◆ **Task prompt**
All of the entries need to be set down exactly as they read.
*** Excerpted data Section Begins ***
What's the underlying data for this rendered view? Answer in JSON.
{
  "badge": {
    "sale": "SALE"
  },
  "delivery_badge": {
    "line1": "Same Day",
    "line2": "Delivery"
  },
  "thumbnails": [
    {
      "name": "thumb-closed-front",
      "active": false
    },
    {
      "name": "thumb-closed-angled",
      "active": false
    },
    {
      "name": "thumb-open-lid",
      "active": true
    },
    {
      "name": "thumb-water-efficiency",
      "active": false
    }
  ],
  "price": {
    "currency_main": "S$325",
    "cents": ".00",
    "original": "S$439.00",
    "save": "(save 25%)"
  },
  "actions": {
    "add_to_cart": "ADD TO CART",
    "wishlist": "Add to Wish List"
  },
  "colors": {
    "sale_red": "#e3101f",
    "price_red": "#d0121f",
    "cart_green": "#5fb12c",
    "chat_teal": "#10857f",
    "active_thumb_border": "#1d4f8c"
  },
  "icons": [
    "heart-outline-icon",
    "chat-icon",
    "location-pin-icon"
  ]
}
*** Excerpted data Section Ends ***
◆ **Solution to this exercise**
What's the underlying data for this rendered view? Answer in JSON.
{
  "badge": {
    "sale": "SALE"
  },
  "delivery_badge": {
    "line1": "Same Day",
    "line2": "Delivery"
  },
  "thumbnails": [
    {
      "name": "thumb-closed-front",
      "active": false
    },
    {
      "name": "thumb-closed-angled",
      "active": false
    },
    {
      "name": "thumb-open-lid",
      "active": true
    },
    {
      "name": "thumb-water-efficiency",
      "active": false
    }
  ],
  "price": {
    "currency_main": "S$325",
    "cents": ".00",
    "original": "S$439.00",
    "save": "(save 25%)"
  },
  "actions": {
    "add_to_cart": "ADD TO CART",
    "wishlist": "Add to Wish List"
  },
  "colors": {
    "sale_red": "#e3101f",
    "price_red": "#d0121f",
    "cart_green": "#5fb12c",
    "chat_teal": "#10857f",
    "active_thumb_border": "#1d4f8c"
  },
  "icons": [
    "heart-outline-icon",
    "chat-icon",
    "location-pin-icon"
  ]
}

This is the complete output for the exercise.